[[ Material shown, beginning ]]
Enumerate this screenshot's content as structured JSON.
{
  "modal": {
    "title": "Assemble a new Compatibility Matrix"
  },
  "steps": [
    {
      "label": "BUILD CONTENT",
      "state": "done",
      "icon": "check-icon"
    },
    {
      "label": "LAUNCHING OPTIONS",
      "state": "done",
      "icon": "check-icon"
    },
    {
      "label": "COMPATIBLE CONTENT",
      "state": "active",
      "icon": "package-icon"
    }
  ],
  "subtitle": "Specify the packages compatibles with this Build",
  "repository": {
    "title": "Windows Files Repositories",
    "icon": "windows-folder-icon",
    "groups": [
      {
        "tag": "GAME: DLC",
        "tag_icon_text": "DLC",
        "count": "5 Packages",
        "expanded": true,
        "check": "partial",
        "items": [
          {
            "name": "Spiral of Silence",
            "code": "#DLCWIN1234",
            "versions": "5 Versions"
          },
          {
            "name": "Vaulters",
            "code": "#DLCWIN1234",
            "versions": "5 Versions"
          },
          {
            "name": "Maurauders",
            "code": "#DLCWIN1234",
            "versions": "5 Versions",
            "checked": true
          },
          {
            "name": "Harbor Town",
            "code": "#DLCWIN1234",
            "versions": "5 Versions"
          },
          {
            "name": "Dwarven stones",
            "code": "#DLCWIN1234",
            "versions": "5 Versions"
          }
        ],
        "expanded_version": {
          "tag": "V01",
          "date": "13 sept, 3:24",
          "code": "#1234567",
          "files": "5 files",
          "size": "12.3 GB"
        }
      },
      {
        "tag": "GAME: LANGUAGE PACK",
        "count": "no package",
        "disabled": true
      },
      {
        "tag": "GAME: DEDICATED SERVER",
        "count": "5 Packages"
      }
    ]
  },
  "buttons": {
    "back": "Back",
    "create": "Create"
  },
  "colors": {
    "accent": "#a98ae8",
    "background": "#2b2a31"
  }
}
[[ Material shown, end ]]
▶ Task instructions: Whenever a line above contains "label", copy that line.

▶ Response to this exercise:
      "label": "BUILD CONTENT",
      "label": "LAUNCHING OPTIONS",
      "label": "COMPATIBLE CONTENT",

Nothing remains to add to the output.